==== Material provided

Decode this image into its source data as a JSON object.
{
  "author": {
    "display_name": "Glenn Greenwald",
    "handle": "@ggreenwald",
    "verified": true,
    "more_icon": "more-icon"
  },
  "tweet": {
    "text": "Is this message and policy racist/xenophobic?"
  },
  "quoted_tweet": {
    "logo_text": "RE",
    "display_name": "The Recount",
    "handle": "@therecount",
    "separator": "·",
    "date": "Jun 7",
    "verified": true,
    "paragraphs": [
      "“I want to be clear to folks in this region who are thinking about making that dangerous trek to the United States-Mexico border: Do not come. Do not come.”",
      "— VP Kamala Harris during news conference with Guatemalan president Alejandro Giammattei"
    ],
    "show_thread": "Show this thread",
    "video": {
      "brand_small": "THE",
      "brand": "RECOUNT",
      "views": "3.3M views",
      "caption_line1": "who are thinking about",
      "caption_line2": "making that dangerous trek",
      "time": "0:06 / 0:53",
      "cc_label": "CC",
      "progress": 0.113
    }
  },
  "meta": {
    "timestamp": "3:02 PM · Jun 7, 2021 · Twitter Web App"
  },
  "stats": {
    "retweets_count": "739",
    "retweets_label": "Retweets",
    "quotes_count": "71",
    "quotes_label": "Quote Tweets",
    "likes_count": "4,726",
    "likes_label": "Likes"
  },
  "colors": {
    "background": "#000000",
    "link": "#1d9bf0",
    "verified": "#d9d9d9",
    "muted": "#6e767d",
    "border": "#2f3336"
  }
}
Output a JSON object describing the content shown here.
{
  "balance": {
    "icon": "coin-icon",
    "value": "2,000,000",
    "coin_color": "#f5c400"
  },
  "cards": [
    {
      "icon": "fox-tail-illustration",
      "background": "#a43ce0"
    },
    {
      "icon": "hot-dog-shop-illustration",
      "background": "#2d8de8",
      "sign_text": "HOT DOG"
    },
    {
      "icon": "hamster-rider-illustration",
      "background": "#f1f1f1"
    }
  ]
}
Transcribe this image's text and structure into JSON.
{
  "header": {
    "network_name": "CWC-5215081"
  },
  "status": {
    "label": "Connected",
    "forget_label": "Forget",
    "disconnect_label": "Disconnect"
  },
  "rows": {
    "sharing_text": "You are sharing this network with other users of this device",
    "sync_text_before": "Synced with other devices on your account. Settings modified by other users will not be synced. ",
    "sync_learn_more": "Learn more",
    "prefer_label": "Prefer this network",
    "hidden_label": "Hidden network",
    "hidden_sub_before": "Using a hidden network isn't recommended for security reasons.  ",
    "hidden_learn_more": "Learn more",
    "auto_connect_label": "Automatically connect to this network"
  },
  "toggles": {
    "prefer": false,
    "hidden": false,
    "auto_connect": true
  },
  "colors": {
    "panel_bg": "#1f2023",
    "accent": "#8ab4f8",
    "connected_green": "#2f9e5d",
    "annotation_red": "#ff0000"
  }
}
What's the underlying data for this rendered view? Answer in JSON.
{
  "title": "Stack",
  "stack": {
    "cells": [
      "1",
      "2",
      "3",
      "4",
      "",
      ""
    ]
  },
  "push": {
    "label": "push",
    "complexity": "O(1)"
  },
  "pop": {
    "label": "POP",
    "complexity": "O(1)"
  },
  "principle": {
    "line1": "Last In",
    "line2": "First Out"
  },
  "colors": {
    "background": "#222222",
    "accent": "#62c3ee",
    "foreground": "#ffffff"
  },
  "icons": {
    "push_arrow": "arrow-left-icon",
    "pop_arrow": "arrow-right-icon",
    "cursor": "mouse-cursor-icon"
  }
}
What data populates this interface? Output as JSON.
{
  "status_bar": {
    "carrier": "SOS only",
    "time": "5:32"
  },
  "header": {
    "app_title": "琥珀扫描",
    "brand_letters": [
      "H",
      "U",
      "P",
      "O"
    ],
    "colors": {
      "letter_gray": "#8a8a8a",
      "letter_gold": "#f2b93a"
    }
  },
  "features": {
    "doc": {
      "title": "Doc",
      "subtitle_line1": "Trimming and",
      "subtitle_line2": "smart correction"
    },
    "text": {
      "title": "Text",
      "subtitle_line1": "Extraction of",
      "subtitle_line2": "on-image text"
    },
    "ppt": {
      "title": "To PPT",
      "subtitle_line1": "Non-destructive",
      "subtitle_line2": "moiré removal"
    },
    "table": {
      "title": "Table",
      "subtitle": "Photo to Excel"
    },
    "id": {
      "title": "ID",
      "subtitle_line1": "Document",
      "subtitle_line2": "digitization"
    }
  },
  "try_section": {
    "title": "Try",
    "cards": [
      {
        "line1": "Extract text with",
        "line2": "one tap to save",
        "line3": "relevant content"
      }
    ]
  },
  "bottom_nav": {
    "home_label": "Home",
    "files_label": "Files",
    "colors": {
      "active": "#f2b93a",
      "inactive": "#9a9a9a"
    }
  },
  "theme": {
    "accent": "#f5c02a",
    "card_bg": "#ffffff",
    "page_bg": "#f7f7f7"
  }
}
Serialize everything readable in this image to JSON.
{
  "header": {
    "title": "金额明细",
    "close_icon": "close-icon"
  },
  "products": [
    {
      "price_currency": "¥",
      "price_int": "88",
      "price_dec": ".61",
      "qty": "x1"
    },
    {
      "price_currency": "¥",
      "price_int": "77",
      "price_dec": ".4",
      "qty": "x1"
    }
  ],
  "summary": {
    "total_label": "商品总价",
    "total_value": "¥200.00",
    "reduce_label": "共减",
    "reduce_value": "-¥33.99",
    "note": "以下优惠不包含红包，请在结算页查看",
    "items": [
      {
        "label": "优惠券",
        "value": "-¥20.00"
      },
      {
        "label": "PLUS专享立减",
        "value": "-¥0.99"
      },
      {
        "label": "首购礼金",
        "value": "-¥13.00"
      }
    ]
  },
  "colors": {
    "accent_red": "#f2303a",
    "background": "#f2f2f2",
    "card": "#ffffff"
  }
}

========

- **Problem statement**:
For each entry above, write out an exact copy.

- **Expected answer**:
Decode this image into its source data as a JSON object.
{
  "author": {
    "display_name": "Glenn Greenwald",
    "handle": "@ggreenwald",
    "verified": true,
    "more_icon": "more-icon"
  },
  "tweet": {
    "text": "Is this message and policy racist/xenophobic?"
  },
  "quoted_tweet": {
    "logo_text": "RE",
    "display_name": "The Recount",
    "handle": "@therecount",
    "separator": "·",
    "date": "Jun 7",
    "verified": true,
    "paragraphs": [
      "“I want to be clear to folks in this region who are thinking about making that dangerous trek to the United States-Mexico border: Do not come. Do not come.”",
      "— VP Kamala Harris during news conference with Guatemalan president Alejandro Giammattei"
    ],
    "show_thread": "Show this thread",
    "video": {
      "brand_small": "THE",
      "brand": "RECOUNT",
      "views": "3.3M views",
      "caption_line1": "who are thinking about",
      "caption_line2": "making that dangerous trek",
      "time": "0:06 / 0:53",
      "cc_label": "CC",
      "progress": 0.113
    }
  },
  "meta": {
    "timestamp": "3:02 PM · Jun 7, 2021 · Twitter Web App"
  },
  "stats": {
    "retweets_count": "739",
    "retweets_label": "Retweets",
    "quotes_count": "71",
    "quotes_label": "Quote Tweets",
    "likes_count": "4,726",
    "likes_label": "Likes"
  },
  "colors": {
    "background": "#000000",
    "link": "#1d9bf0",
    "verified": "#d9d9d9",
    "muted": "#6e767d",
    "border": "#2f3336"
  }
}
Output a JSON object describing the content shown here.
{
  "balance": {
    "icon": "coin-icon",
    "value": "2,000,000",
    "coin_color": "#f5c400"
  },
  "cards": [
    {
      "icon": "fox-tail-illustration",
      "background": "#a43ce0"
    },
    {
      "icon": "hot-dog-shop-illustration",
      "background": "#2d8de8",
      "sign_text": "HOT DOG"
    },
    {
      "icon": "hamster-rider-illustration",
      "background": "#f1f1f1"
    }
  ]
}
Transcribe this image's text and structure into JSON.
{
  "header": {
    "network_name": "CWC-5215081"
  },
  "status": {
    "label": "Connected",
    "forget_label": "Forget",
    "disconnect_label": "Disconnect"
  },
  "rows": {
    "sharing_text": "You are sharing this network with other users of this device",
    "sync_text_before": "Synced with other devices on your account. Settings modified by other users will not be synced. ",
    "sync_learn_more": "Learn more",
    "prefer_label": "Prefer this network",
    "hidden_label": "Hidden network",
    "hidden_sub_before": "Using a hidden network isn't recommended for security reasons.  ",
    "hidden_learn_more": "Learn more",
    "auto_connect_label": "Automatically connect to this network"
  },
  "toggles": {
    "prefer": false,
    "hidden": false,
    "auto_connect": true
  },
  "colors": {
    "panel_bg": "#1f2023",
    "accent": "#8ab4f8",
    "connected_green": "#2f9e5d",
    "annotation_red": "#ff0000"
  }
}
What's the underlying data for this rendered view? Answer in JSON.
{
  "title": "Stack",
  "stack": {
    "cells": [
      "1",
      "2",
      "3",
      "4",
      "",
      ""
    ]
  },
  "push": {
    "label": "push",
    "complexity": "O(1)"
  },
  "pop": {
    "label": "POP",
    "complexity": "O(1)"
  },
  "principle": {
    "line1": "Last In",
    "line2": "First Out"
  },
  "colors": {
    "background": "#222222",
    "accent": "#62c3ee",
    "foreground": "#ffffff"
  },
  "icons": {
    "push_arrow": "arrow-left-icon",
    "pop_arrow": "arrow-right-icon",
    "cursor": "mouse-cursor-icon"
  }
}
What data populates this interface? Output as JSON.
{
  "status_bar": {
    "carrier": "SOS only",
    "time": "5:32"
  },
  "header": {
    "app_title": "琥珀扫描",
    "brand_letters": [
      "H",
      "U",
      "P",
      "O"
    ],
    "colors": {
      "letter_gray": "#8a8a8a",
      "letter_gold": "#f2b93a"
    }
  },
  "features": {
    "doc": {
      "title": "Doc",
      "subtitle_line1": "Trimming and",
      "subtitle_line2": "smart correction"
    },
    "text": {
      "title": "Text",
      "subtitle_line1": "Extraction of",
      "subtitle_line2": "on-image text"
    },
    "ppt": {
      "title": "To PPT",
      "subtitle_line1": "Non-destructive",
      "subtitle_line2": "moiré removal"
    },
    "table": {
      "title": "Table",
      "subtitle": "Photo to Excel"
    },
    "id": {
      "title": "ID",
      "subtitle_line1": "Document",
      "subtitle_line2": "digitization"
    }
  },
  "try_section": {
    "title": "Try",
    "cards": [
      {
        "line1": "Extract text with",
        "line2": "one tap to save",
        "line3": "relevant content"
      }
    ]
  },
  "bottom_nav": {
    "home_label": "Home",
    "files_label": "Files",
    "colors": {
      "active": "#f2b93a",
      "inactive": "#9a9a9a"
    }
  },
  "theme": {
    "accent": "#f5c02a",
    "card_bg": "#ffffff",
    "page_bg": "#f7f7f7"
  }
}
Serialize everything readable in this image to JSON.
{
  "header": {
    "title": "金额明细",
    "close_icon": "close-icon"
  },
  "products": [
    {
      "price_currency": "¥",
      "price_int": "88",
      "price_dec": ".61",
      "qty": "x1"
    },
    {
      "price_currency": "¥",
      "price_int": "77",
      "price_dec": ".4",
      "qty": "x1"
    }
  ],
  "summary": {
    "total_label": "商品总价",
    "total_value": "¥200.00",
    "reduce_label": "共减",
    "reduce_value": "-¥33.99",
    "note": "以下优惠不包含红包，请在结算页查看",
    "items": [
      {
        "label": "优惠券",
        "value": "-¥20.00"
      },
      {
        "label": "PLUS专享立减",
        "value": "-¥0.99"
      },
      {
        "label": "首购礼金",
        "value": "-¥13.00"
      }
    ]
  },
  "colors": {
    "accent_red": "#f2303a",
    "background": "#f2f2f2",
    "card": "#ffffff"
  }
}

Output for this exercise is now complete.